Overlooking the River Tyne at Preston, immediately to the northeast of East Linton (East Lothian), Prestonkirk has the appearance of a plain Georgian church largely dating from 1770, although it lies on a site which has been associated with religious worship since ancient times.
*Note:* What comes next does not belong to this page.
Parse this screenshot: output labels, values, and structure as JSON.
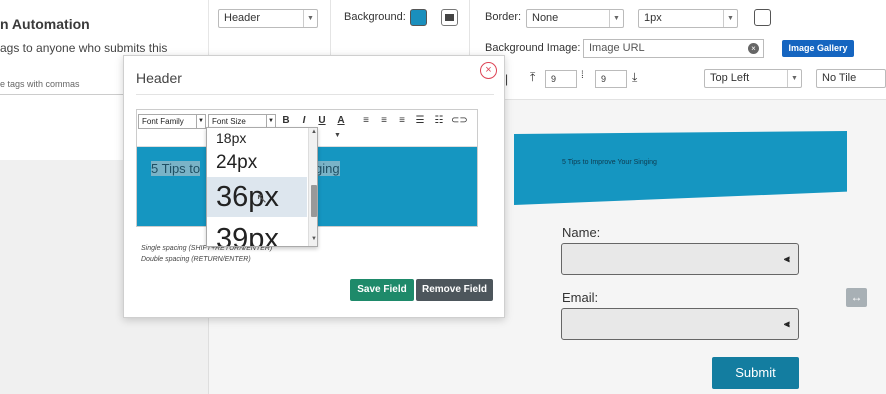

Reputedly founded by St. Baldred (d.608), the church has a fine mediaeval chancel, which McWilliam suggests is 'by far the most worthwhile piece of C13 church architecture in Lothian'. The square bell-tower was added in the early 17th century, with the bell dated to 1631, although it was recast in 1846. The building was enlarged in 1818-24, at which time a Laird's Room was created in the upper part of the Chancel, and the church was remodelled in 1891-2, with interior woodwork in the Jacobean style.
The stained glass is by William Wilson, with a depiction of St. Baldred dating from 1959, the same year in which the congregation here was united with St. Michael's in East Linton, which had been the Free Church (built 1879). The former manse stables were converted into a church hall in 1996 and the church was united with Stenton and Whittingehame in 1999.
Memorials in the kirkyard include those of Andrew Meikle (1719 - 1811), inventor of the threshing machine, Patrick Shirreff (1791 - 1876), who developed new varieties of cereals, artist Robert Noble (1857 - 1917) and a burial vault of the Smeaton-Hepburn family.